Find every line below that contains the word "Pirenaicas" and copy it out.

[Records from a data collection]
=======

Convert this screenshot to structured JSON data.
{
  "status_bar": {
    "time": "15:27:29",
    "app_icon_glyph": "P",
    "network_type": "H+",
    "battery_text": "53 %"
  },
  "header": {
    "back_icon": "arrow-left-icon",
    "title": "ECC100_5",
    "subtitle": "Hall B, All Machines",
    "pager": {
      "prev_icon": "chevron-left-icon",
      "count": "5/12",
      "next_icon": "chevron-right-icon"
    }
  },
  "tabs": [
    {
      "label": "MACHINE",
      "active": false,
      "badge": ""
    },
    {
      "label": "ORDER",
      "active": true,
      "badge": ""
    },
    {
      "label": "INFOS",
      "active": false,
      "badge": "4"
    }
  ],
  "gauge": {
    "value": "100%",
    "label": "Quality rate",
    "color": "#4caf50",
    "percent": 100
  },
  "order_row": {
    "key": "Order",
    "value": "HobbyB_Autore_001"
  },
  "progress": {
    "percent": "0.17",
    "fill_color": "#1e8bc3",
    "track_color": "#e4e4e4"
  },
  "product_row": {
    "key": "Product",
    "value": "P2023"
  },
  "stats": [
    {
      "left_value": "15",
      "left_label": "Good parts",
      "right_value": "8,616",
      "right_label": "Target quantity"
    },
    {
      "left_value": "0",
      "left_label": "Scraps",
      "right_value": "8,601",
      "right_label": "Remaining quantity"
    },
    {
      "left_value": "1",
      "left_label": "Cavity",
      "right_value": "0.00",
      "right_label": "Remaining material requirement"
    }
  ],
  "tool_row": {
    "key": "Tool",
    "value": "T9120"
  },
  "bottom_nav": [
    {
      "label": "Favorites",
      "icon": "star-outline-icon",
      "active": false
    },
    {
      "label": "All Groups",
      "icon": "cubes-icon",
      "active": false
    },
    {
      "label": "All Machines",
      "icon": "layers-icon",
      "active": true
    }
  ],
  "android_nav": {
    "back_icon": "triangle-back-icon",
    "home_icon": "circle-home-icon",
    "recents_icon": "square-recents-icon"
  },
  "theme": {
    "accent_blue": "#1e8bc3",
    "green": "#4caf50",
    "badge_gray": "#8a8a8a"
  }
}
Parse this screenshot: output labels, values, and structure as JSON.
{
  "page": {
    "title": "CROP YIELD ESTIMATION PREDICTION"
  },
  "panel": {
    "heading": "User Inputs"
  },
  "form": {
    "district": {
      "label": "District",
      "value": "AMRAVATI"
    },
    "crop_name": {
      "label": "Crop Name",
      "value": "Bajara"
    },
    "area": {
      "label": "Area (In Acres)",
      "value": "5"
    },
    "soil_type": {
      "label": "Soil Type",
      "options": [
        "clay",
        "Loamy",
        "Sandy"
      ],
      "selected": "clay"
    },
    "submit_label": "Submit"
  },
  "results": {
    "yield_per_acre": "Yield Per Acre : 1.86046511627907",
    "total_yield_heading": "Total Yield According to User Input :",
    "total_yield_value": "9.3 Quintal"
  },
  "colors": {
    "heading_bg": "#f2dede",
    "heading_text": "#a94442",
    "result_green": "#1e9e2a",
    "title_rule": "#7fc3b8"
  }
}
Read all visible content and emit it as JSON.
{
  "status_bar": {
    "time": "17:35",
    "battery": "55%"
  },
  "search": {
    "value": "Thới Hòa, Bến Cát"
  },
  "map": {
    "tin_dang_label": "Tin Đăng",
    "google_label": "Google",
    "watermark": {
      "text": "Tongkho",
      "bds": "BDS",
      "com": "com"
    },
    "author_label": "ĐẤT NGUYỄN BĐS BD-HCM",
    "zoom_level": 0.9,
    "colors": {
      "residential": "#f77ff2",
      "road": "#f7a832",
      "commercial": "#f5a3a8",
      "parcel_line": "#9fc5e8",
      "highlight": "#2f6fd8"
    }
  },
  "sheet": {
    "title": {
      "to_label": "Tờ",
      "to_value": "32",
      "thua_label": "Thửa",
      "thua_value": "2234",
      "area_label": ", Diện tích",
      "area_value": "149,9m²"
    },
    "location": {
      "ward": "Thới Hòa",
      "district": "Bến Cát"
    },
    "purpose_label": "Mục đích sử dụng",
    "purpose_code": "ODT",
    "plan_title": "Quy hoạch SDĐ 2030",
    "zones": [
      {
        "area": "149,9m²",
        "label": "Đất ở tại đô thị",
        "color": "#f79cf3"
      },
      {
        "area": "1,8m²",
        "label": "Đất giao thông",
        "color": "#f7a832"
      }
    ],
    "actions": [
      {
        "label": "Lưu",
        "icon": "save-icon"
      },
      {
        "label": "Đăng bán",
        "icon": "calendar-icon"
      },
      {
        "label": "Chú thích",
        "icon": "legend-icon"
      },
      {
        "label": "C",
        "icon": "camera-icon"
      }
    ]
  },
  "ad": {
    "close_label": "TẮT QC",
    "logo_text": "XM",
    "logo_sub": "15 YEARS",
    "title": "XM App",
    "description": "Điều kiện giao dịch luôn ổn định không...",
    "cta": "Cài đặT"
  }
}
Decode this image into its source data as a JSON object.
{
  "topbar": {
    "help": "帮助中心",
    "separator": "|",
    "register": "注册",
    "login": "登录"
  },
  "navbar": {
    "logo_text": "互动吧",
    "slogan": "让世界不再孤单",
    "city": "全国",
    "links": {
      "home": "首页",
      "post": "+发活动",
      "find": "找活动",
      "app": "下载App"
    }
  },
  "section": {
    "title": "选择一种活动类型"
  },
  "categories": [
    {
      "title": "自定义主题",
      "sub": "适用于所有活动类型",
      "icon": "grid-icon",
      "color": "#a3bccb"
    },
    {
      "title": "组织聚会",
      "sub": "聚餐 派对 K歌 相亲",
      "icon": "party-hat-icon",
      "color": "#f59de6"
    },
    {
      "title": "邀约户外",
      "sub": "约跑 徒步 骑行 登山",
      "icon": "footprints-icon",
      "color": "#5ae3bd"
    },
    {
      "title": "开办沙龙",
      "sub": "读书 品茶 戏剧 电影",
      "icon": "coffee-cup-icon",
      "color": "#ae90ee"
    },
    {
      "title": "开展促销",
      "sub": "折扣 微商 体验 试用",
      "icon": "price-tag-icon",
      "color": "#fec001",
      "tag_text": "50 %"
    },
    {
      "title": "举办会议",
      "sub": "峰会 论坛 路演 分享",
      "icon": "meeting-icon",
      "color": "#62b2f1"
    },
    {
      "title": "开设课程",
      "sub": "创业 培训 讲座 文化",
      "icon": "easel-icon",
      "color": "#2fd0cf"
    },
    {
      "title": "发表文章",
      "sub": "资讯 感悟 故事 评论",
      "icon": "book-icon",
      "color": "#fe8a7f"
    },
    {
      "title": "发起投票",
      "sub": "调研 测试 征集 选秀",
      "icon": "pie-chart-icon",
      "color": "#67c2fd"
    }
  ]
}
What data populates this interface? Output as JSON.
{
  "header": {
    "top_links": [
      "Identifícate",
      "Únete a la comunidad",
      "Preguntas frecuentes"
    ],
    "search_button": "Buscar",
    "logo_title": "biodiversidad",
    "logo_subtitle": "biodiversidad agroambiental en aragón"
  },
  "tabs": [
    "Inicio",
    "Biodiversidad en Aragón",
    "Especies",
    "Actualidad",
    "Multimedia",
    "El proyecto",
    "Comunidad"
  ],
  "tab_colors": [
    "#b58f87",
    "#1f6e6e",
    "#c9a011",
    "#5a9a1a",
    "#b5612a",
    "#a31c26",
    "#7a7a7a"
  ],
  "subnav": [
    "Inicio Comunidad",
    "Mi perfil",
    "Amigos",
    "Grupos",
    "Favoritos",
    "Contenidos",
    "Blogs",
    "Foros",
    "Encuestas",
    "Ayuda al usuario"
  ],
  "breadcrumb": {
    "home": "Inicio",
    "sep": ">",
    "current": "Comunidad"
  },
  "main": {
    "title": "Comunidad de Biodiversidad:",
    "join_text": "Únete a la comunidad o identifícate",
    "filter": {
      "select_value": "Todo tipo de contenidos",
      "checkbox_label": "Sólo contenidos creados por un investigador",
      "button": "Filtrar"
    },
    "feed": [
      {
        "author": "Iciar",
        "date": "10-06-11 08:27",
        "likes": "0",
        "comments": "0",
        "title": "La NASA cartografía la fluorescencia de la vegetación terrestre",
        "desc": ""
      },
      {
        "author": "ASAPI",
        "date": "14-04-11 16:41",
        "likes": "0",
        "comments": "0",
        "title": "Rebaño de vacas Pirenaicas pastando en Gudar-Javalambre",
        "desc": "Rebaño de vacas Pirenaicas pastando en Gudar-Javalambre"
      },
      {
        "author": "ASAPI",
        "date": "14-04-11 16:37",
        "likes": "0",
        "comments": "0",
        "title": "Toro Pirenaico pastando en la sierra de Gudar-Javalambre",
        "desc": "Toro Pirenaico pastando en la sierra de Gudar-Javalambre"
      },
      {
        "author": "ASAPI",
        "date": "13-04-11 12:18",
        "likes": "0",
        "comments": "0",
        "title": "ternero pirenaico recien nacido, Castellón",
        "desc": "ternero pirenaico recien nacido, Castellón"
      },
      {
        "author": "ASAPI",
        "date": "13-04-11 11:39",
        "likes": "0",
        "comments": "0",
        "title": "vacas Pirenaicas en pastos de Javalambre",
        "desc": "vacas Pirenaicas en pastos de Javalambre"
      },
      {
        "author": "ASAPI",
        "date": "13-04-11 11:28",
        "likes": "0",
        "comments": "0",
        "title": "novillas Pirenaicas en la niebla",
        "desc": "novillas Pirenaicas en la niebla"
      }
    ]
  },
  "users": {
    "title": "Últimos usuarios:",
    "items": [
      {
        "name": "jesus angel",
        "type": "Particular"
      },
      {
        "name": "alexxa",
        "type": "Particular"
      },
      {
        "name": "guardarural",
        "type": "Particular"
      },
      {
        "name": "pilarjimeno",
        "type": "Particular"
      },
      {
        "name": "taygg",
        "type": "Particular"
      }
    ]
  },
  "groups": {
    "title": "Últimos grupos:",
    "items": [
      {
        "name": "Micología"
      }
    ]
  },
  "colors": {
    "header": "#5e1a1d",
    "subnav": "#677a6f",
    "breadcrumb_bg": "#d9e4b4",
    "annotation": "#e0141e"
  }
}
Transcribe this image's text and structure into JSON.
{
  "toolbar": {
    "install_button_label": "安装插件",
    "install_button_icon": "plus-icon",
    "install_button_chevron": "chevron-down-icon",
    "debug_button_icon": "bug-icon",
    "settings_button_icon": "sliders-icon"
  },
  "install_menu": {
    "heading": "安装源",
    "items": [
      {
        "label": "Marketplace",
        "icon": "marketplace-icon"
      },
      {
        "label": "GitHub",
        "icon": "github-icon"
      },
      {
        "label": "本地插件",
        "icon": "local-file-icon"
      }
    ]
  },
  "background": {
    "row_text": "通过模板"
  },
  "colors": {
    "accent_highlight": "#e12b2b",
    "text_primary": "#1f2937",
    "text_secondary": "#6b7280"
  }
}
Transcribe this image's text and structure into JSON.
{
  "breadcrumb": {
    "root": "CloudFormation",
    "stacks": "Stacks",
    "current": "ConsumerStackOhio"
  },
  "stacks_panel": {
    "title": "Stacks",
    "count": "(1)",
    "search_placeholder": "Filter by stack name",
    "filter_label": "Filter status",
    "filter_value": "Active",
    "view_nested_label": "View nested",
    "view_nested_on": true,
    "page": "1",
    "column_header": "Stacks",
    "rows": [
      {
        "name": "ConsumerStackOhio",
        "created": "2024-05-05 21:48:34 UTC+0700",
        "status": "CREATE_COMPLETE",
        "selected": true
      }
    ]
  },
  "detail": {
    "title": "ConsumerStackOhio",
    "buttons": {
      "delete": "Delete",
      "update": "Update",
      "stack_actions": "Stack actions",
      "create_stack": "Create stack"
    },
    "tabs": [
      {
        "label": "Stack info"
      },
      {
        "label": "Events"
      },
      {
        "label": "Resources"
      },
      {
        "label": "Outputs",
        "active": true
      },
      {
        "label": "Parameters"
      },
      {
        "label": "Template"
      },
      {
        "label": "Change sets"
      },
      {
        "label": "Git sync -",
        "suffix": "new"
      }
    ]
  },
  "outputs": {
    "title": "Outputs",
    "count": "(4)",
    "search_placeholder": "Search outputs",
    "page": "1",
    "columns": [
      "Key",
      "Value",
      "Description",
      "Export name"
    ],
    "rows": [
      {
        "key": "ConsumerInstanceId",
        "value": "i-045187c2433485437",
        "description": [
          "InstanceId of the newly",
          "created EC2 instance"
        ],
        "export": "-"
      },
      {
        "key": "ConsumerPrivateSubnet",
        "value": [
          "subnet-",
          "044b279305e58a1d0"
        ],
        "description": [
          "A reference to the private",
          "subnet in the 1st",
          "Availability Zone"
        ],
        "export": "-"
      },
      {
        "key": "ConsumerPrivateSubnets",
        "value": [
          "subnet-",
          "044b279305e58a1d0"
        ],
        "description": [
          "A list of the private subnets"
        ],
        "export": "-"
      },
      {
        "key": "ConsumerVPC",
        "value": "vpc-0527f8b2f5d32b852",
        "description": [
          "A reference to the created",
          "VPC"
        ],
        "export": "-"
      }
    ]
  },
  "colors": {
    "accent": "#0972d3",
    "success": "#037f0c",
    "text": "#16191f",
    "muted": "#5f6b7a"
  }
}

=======

#### Answer area
        "title": "Rebaño de vacas Pirenaicas pastando en Gudar-Javalambre",
        "desc": "Rebaño de vacas Pirenaicas pastando en Gudar-Javalambre"
        "title": "vacas Pirenaicas en pastos de Javalambre",
        "desc": "vacas Pirenaicas en pastos de Javalambre"
        "title": "novillas Pirenaicas en la niebla",
        "desc": "novillas Pirenaicas en la niebla"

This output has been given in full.